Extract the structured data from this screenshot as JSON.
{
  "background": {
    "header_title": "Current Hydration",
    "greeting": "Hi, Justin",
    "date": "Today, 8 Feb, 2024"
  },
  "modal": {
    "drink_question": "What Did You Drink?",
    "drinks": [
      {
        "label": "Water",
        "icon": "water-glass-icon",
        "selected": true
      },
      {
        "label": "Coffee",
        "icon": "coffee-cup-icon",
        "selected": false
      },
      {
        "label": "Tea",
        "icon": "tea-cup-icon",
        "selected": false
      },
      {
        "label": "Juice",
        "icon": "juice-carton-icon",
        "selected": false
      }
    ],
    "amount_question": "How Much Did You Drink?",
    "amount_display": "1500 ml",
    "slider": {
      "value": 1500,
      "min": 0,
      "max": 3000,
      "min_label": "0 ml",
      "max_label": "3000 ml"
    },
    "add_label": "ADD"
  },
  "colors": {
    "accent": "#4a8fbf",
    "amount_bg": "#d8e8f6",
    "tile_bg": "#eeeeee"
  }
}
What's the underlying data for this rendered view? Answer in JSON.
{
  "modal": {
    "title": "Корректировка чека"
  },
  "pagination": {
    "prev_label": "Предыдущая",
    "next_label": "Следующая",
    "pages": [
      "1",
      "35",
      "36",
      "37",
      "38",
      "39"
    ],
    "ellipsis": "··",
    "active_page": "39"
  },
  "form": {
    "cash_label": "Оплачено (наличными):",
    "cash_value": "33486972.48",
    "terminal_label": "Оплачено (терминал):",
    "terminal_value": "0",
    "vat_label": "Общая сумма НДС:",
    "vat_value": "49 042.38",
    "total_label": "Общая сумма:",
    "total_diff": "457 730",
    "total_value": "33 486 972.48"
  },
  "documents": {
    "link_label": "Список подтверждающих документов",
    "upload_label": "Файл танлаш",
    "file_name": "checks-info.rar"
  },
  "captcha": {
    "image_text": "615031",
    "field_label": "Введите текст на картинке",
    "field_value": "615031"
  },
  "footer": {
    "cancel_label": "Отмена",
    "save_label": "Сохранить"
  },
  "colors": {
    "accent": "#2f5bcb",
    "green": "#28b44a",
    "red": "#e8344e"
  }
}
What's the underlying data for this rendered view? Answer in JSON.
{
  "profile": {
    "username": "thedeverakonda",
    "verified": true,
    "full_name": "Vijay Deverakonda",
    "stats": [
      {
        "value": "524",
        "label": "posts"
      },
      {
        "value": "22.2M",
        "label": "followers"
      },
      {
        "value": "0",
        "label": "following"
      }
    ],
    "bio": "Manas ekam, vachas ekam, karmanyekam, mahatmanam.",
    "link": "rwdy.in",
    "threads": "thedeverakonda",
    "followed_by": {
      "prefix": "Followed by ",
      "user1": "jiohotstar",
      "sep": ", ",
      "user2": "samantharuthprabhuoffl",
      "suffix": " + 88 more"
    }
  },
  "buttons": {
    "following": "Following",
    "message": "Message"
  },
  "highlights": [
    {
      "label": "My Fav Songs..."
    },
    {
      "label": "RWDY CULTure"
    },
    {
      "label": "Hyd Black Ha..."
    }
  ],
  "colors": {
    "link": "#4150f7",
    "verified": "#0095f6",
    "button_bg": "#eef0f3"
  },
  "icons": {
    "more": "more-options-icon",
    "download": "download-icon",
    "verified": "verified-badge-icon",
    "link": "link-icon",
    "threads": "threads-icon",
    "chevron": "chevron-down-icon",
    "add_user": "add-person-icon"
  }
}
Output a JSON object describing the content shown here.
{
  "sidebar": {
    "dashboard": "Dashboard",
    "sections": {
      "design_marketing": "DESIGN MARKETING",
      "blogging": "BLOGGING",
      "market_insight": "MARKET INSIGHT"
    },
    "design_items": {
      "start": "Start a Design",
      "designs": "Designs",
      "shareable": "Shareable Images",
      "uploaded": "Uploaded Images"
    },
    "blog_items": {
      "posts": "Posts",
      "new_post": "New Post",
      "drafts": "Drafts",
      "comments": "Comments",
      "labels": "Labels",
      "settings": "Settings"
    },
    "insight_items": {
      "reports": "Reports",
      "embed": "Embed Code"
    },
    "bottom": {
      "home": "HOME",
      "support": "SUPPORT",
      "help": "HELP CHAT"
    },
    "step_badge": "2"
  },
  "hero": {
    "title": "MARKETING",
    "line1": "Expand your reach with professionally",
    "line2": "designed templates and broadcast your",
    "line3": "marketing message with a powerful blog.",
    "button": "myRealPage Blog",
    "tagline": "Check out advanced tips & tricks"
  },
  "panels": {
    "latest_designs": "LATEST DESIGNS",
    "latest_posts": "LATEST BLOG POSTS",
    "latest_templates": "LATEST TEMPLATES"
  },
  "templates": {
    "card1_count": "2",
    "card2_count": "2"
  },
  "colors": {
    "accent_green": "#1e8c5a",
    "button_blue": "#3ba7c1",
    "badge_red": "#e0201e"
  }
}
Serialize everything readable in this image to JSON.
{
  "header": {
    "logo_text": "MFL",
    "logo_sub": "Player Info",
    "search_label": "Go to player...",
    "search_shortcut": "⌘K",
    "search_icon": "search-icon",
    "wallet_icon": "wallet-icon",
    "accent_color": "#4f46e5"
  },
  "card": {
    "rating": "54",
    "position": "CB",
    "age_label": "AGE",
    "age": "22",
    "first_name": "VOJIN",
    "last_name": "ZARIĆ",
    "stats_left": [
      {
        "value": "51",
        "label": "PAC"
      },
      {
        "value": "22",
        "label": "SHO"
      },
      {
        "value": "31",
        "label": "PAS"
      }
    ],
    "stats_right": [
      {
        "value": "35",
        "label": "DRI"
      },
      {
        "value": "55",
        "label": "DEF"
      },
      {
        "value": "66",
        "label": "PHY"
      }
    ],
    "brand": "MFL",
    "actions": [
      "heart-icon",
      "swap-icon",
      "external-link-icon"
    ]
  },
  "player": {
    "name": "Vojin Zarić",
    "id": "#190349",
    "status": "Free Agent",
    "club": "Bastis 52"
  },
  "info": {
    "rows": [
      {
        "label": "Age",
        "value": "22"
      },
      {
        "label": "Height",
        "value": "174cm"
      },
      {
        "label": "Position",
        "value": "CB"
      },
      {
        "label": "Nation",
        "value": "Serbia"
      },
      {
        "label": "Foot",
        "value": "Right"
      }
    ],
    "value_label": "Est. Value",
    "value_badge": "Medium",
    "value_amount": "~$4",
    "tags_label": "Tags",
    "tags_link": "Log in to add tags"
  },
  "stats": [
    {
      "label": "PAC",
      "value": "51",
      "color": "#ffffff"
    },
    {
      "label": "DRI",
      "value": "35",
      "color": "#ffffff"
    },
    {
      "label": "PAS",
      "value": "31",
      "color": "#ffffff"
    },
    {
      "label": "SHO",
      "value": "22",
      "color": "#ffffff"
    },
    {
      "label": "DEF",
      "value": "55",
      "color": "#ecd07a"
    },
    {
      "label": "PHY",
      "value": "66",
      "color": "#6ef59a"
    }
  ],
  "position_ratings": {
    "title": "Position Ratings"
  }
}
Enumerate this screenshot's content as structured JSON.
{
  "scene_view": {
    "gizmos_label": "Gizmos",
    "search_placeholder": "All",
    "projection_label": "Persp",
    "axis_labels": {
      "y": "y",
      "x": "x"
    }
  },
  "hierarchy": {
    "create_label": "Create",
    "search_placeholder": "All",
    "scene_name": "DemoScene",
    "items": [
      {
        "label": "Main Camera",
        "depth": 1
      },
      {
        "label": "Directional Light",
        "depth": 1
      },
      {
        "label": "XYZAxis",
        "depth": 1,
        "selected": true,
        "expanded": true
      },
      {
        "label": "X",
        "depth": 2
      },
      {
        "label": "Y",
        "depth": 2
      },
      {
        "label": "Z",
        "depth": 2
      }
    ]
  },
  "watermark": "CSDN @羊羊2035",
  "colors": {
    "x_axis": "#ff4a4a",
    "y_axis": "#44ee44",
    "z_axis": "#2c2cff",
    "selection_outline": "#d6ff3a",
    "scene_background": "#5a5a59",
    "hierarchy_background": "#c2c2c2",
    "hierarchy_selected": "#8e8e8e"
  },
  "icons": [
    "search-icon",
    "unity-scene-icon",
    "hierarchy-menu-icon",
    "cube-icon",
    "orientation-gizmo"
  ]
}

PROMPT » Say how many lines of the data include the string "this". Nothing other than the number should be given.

RESULT BELOW » 5